Botanical collector, born at Durham, Hunter district of New South Wales, in 1839, died at Birtley on 8 September 1940.
Harriette Sophia Biddulph, botanical collector and grazier, was born at Durham in the Hunter district of New South Wales. She was the eldest daughter of Theophilus Foot, grazier and graduate of Trinity College, Dublin, and his wife, Ellen, nee Nesbitt, both Irish-born. After completing her education at a Church of England school in Sydney, Harriette trekked north from the Hunter in 1862 when the Foot family set out with their stock for new pastures in Central Queensland. The family took up Moravia Downs in the Springsure district, where in 1865 Harriette married Walter John Biddulph, from another of the district's pioneer pastoralist families.

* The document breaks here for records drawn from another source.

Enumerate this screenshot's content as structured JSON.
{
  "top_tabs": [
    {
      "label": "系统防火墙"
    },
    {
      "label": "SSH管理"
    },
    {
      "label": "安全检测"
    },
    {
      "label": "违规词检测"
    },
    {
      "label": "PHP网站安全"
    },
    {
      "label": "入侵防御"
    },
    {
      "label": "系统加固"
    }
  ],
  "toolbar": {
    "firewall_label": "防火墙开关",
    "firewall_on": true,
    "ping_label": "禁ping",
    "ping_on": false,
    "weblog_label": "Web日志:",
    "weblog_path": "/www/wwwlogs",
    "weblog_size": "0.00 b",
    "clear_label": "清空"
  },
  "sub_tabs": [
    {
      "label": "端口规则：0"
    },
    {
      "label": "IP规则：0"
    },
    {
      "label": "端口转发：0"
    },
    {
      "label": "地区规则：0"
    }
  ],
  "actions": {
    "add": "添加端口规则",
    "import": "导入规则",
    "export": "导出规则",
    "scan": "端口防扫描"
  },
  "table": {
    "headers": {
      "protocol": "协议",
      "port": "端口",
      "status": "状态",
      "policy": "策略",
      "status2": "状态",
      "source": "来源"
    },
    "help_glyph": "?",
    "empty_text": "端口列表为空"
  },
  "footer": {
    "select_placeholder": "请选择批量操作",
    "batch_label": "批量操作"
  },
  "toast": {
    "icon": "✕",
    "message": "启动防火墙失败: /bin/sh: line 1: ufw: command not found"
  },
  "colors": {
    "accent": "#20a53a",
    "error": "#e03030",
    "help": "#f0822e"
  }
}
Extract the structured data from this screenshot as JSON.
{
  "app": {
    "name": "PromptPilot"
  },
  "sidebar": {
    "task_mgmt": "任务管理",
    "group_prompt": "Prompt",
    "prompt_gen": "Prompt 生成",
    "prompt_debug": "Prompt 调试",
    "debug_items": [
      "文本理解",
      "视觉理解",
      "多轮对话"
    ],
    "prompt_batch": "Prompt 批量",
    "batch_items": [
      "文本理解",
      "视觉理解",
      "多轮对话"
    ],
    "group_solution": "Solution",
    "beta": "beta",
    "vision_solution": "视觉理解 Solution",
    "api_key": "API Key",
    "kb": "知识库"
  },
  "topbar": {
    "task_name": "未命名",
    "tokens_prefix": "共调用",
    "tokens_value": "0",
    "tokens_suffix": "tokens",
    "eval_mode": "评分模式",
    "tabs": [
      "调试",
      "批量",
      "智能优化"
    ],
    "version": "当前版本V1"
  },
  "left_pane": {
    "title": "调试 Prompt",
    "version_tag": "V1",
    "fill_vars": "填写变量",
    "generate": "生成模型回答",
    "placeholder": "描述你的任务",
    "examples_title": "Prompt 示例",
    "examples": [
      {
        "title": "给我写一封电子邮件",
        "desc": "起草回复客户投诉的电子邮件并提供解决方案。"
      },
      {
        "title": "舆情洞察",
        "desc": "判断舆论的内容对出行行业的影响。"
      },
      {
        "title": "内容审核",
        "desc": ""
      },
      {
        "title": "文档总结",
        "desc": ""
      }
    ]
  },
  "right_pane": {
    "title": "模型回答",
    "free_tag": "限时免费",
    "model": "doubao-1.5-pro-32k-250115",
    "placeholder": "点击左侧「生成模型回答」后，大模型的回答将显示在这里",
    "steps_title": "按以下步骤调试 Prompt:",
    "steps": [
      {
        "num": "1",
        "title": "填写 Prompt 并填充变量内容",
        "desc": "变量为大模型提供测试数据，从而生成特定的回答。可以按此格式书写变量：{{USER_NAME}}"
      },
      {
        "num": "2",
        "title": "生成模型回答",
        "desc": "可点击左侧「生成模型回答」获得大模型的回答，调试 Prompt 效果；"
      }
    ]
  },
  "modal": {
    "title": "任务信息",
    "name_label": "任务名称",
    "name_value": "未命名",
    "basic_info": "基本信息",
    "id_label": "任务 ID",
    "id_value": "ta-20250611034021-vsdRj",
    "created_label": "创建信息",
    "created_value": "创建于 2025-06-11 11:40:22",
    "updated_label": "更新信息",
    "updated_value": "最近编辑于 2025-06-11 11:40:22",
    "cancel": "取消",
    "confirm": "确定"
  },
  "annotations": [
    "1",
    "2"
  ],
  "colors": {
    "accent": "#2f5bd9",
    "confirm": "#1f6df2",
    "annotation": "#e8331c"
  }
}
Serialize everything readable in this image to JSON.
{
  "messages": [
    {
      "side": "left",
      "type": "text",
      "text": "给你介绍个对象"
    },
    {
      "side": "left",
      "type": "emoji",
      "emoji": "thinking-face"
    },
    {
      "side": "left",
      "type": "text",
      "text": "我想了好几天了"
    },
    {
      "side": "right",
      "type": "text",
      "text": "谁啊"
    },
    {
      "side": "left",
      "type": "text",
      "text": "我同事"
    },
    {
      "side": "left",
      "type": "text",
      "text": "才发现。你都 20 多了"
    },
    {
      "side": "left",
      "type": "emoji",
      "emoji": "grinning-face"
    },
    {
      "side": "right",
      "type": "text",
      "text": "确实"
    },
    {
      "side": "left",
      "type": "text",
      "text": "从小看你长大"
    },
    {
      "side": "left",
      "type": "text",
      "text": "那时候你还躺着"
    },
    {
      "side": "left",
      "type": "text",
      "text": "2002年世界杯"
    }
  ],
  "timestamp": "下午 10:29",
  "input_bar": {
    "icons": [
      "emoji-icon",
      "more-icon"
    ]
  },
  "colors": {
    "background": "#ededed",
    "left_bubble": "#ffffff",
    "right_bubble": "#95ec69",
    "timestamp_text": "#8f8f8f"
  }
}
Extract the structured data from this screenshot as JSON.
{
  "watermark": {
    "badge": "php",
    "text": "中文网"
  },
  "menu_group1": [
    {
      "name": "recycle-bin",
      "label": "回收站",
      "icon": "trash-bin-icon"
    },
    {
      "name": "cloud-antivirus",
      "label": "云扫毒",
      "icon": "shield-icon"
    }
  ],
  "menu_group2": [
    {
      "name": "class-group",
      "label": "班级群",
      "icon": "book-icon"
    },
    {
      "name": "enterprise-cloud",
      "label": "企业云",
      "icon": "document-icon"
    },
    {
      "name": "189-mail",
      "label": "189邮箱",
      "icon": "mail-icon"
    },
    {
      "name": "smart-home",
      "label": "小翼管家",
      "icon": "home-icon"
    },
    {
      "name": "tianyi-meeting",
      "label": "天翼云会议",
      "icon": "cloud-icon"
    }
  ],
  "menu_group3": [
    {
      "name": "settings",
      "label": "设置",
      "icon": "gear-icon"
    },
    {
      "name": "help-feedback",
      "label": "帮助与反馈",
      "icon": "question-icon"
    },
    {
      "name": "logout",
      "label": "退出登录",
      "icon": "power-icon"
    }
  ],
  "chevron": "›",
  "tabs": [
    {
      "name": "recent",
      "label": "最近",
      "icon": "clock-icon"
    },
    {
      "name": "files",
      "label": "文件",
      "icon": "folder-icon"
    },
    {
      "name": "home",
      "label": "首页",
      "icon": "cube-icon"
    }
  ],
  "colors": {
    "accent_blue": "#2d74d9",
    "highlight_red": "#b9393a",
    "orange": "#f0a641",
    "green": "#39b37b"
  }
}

Harriette and Walter Biddulph spent their early married life at Boxvale station on the Dawson River and Windah in the Rockhampton district, which Walter managed. At this time, most of their nine children were born, seven of whom survived infancy. In 1878 the Biddulphs moved west to their own property, Mount Playfair, east of Tambo. It was during their 27 years at Mount Playfair that Harriette earnt her reputation as a plant collector, gathering many of her specimens in the nearby Carnarvon Range. From 1890 she sent these to the Government Botanist of Victoria, Ferdinand Mueller, who named the plants, Hemigenia biddulphiana and Astrotriche biddulphiana, for her. The frequency of her despatches, which continued until Mueller's death in 1896, is shown by her note of 1891 accompanying a specimen of Leptospermum lamellatum: 'I don't know if I have sent you this shrub before; 'tis a good sized shrub white flower...' Mueller, in turn, acknowledged her 'generous support' of his researches in an autographed copy of his book, Select Extra-tropical Plants (etc.) of 1888, and made her gifts of garden seeds, as he did for other collectors.
In 1903 Harriette and Walter Biddulph moved to Birtley station, west of Springsure, where Harriette tended a large vegetable garden. She remained at Birtley following Walter's death in 1905 and the station was then managed on her behalf by her son, Francis (later Sir Francis after succeeding to the baronetcy of Biddulph). A cultured woman of proud and upright bearing, 'Old Lady Biddulph' remained active until her death at Birtley on 8 September 1940, just. weeks before her 101st birthday. Her interest in plants was maintained by Muriel Margaret Biddulph, wife of a grandson, who from 1956 to 1966 sent many more specimens from Mount Playfair to the Queensland Herbarium.
Source: Judith McKay in Brilliant Careers, Queensland